• HOW TO COMPLETE THIS TASK
From the data that follows, copy every line holding the string "bonus".

---- RECORDS PROVIDED

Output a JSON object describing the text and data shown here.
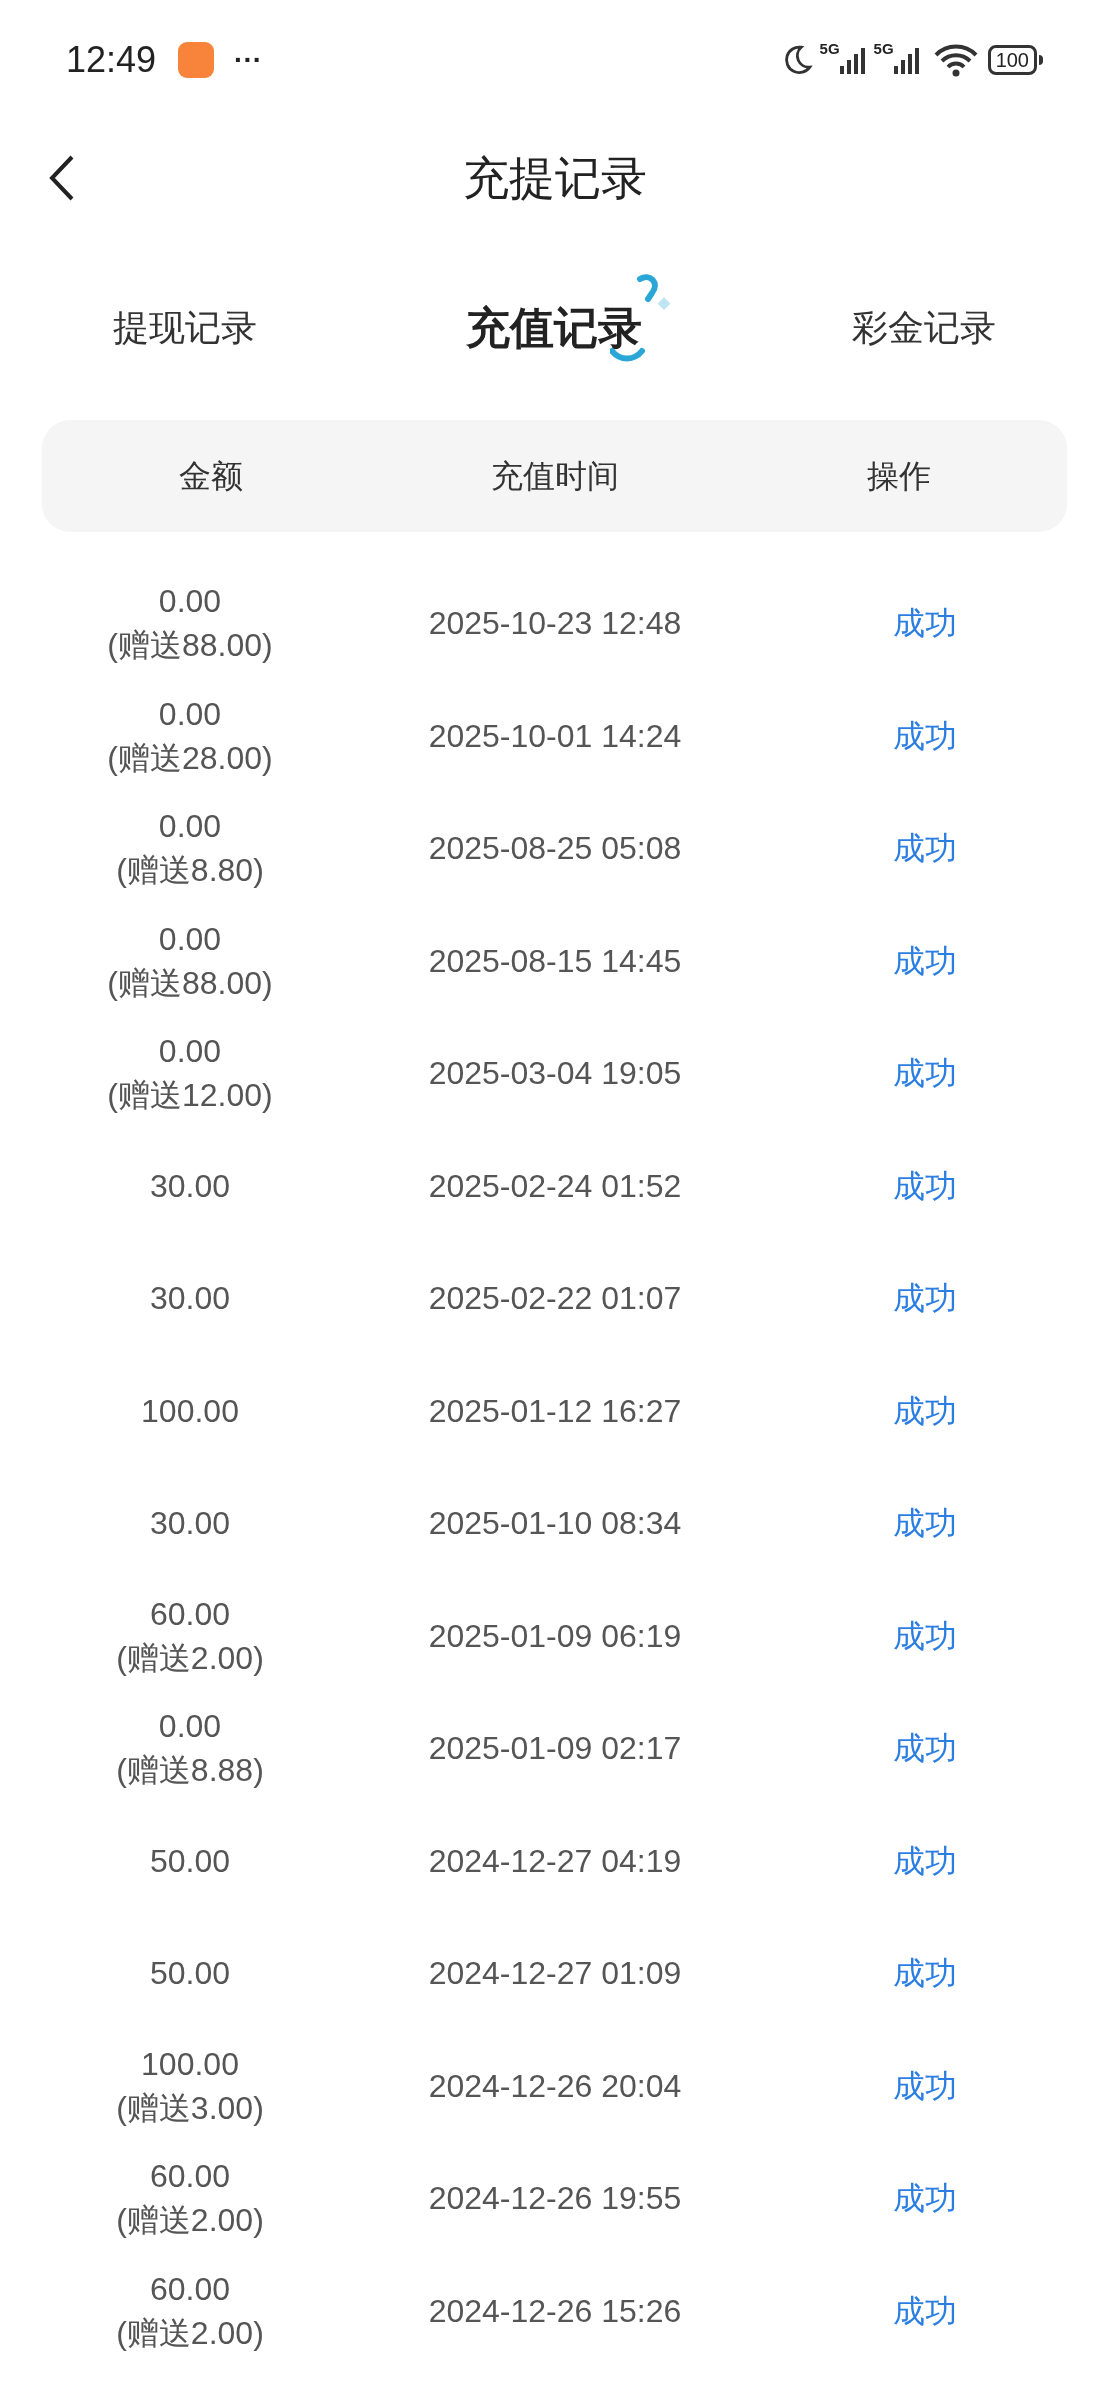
{
  "status_bar": {
    "time": "12:49",
    "more": "···",
    "network_1": "5G",
    "network_2": "5G",
    "battery": "100"
  },
  "header": {
    "title": "充提记录"
  },
  "tabs": [
    {
      "label": "提现记录",
      "selected": false
    },
    {
      "label": "充值记录",
      "selected": true
    },
    {
      "label": "彩金记录",
      "selected": false
    }
  ],
  "table": {
    "columns": [
      "金额",
      "充值时间",
      "操作"
    ],
    "rows": [
      {
        "amount": "0.00",
        "bonus": "(赠送88.00)",
        "time": "2025-10-23 12:48",
        "status": "成功"
      },
      {
        "amount": "0.00",
        "bonus": "(赠送28.00)",
        "time": "2025-10-01 14:24",
        "status": "成功"
      },
      {
        "amount": "0.00",
        "bonus": "(赠送8.80)",
        "time": "2025-08-25 05:08",
        "status": "成功"
      },
      {
        "amount": "0.00",
        "bonus": "(赠送88.00)",
        "time": "2025-08-15 14:45",
        "status": "成功"
      },
      {
        "amount": "0.00",
        "bonus": "(赠送12.00)",
        "time": "2025-03-04 19:05",
        "status": "成功"
      },
      {
        "amount": "30.00",
        "time": "2025-02-24 01:52",
        "status": "成功"
      },
      {
        "amount": "30.00",
        "time": "2025-02-22 01:07",
        "status": "成功"
      },
      {
        "amount": "100.00",
        "time": "2025-01-12 16:27",
        "status": "成功"
      },
      {
        "amount": "30.00",
        "time": "2025-01-10 08:34",
        "status": "成功"
      },
      {
        "amount": "60.00",
        "bonus": "(赠送2.00)",
        "time": "2025-01-09 06:19",
        "status": "成功"
      },
      {
        "amount": "0.00",
        "bonus": "(赠送8.88)",
        "time": "2025-01-09 02:17",
        "status": "成功"
      },
      {
        "amount": "50.00",
        "time": "2024-12-27 04:19",
        "status": "成功"
      },
      {
        "amount": "50.00",
        "time": "2024-12-27 01:09",
        "status": "成功"
      },
      {
        "amount": "100.00",
        "bonus": "(赠送3.00)",
        "time": "2024-12-26 20:04",
        "status": "成功"
      },
      {
        "amount": "60.00",
        "bonus": "(赠送2.00)",
        "time": "2024-12-26 19:55",
        "status": "成功"
      },
      {
        "amount": "60.00",
        "bonus": "(赠送2.00)",
        "time": "2024-12-26 15:26",
        "status": "成功"
      }
    ]
  }
}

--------

• RESULT
        "bonus": "(赠送88.00)",
        "bonus": "(赠送28.00)",
        "bonus": "(赠送8.80)",
        "bonus": "(赠送88.00)",
        "bonus": "(赠送12.00)",
        "bonus": "(赠送2.00)",
        "bonus": "(赠送8.88)",
        "bonus": "(赠送3.00)",
        "bonus": "(赠送2.00)",
        "bonus": "(赠送2.00)",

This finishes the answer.